Patients were young, with a mean age of 37 years, and had moderate-to-large lesions a mean lesion size of 4.3 cm on the femoral chondyles. And most patients had undergone at least one previous treatment for their cartilage injury.
At their early follow-up, 75% of all patients had experienced "significant" improvement in their knee function a mean improvement of 4.3 in overall condition. Of those patients, 87% sustained improvement at the later follow-up point.
Allen Anderson, MD, of Tennessee Orthopaedic Alliance (Nashville), a well-known sports medicine orthopedist who presented the data at the meeting in a session titled "Durability of ACI: 10-Year Outcome in Multi-center Observational Study," said, "We knew that autologous chondrocyte implantation worked for select patients, but did it last?"
He told MDD, "We knew the treatment worked, but the question was, 'Does it work long-term?'" In Europe, studies had indicated good results from such treatments for an intermediate term of up to six or seven years, Anderson said, "but no long-term results [had yet been] confirmed in the U.S."
He added that the study data "suggest that the ACI technique not only works, but when it works, the results will last for a long time."
The company said, "This is the first long-term data on cell therapy and it supports Carticel as a long-term treatment."
DeAngelis said the data from the trial on which Anderson reported is "robust."

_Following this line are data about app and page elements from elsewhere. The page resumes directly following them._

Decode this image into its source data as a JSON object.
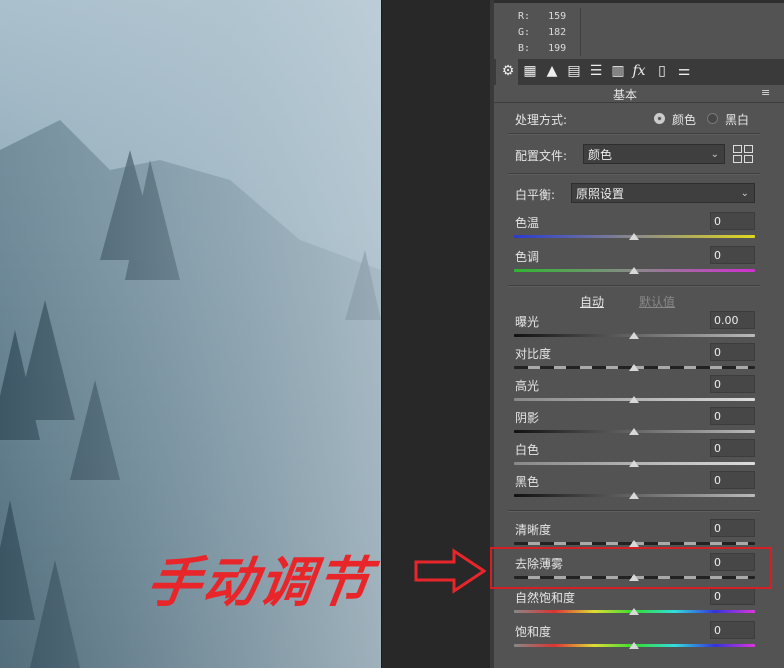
{
  "readout": {
    "r_label": "R:",
    "r": "159",
    "g_label": "G:",
    "g": "182",
    "b_label": "B:",
    "b": "199"
  },
  "toolbar": [
    "aperture-icon",
    "grid-curve-icon",
    "mountain-icon",
    "split-gradient-icon",
    "bars-icon",
    "lens-icon",
    "fx-icon",
    "film-icon",
    "sliders-icon"
  ],
  "panel_title": "基本",
  "process": {
    "label": "处理方式:",
    "option_color": "颜色",
    "option_bw": "黑白",
    "selected": "颜色"
  },
  "profile": {
    "label": "配置文件:",
    "value": "颜色"
  },
  "white_balance": {
    "label": "白平衡:",
    "value": "原照设置"
  },
  "auto_label": "自动",
  "default_label": "默认值",
  "sliders": [
    {
      "label": "色温",
      "value": "0",
      "track": "temp"
    },
    {
      "label": "色调",
      "value": "0",
      "track": "tint"
    },
    {
      "label": "曝光",
      "value": "0.00",
      "track": "dark"
    },
    {
      "label": "对比度",
      "value": "0",
      "track": "contrast"
    },
    {
      "label": "高光",
      "value": "0",
      "track": "light"
    },
    {
      "label": "阴影",
      "value": "0",
      "track": "dark"
    },
    {
      "label": "白色",
      "value": "0",
      "track": "light"
    },
    {
      "label": "黑色",
      "value": "0",
      "track": "dark"
    },
    {
      "label": "清晰度",
      "value": "0",
      "track": "contrast"
    },
    {
      "label": "去除薄雾",
      "value": "0",
      "track": "contrast"
    },
    {
      "label": "自然饱和度",
      "value": "0",
      "track": "rainbow"
    },
    {
      "label": "饱和度",
      "value": "0",
      "track": "rainbow"
    }
  ],
  "annotation": {
    "text": "手动调节",
    "color": "#e8262a"
  }
}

Genzyme also is in the pre-clinical stages of studying a second-generation Carticel II product, which is less invasive to apply, requiring only minimally invasive or arthroscopic surgery. Carticel II uses a "fleece matrix" into which the harvested chondrocyte cells are planted. This fleece is then placed back into the body, usually via arthroscopy, to begin the healing.
DeAngelis told MDD that this newer technique, known as matrix autologous chondrocyte implantation, or MACI, would lessen some of the barriers to use of the original product, namely the surgical procedure needed to implant and hold the liquid cell matrix.
"MACI is a much more convenient method of delivery," he said. "It's the same cells, but seeded onto a collagen membrane. The surgeon takes this membrane, sticks it on the wound site, and the cells then do what they do."
Genzyme is launching a large, multi-center trial in Europe to support the MACI product, with the first patient expected to be enrolled sometime next month. MACI already is available in Australia, Germany and the UK.
"The data in that trial will be collected in such a way as to be used in other regulatory filings," DeAngelis said. He said the company "doesn't anticipate commercialization in the U.S. for another four to five years."
Genzyme also noted that data were presented at AAOS on Synvisc-One, the single treatment of Synvis (hylan G-F 20) indicated in the European Union for treating pain due to osteoarthritis of the knee.
Jörg Jerosch, MD, PhD, of Johanna-Etienne-Hospital (Neuss, Germany), said patients who received Synvisc through a single-injection regimen achieved a "statistically significant" improvement in pain from osteoarthritis of the knee for up to six months.
A study involving 253 patients at 21 sites across Europe showed improvement in pain from osteoarthritis of the knee observed over 26 weeks compared to patients who received placebo.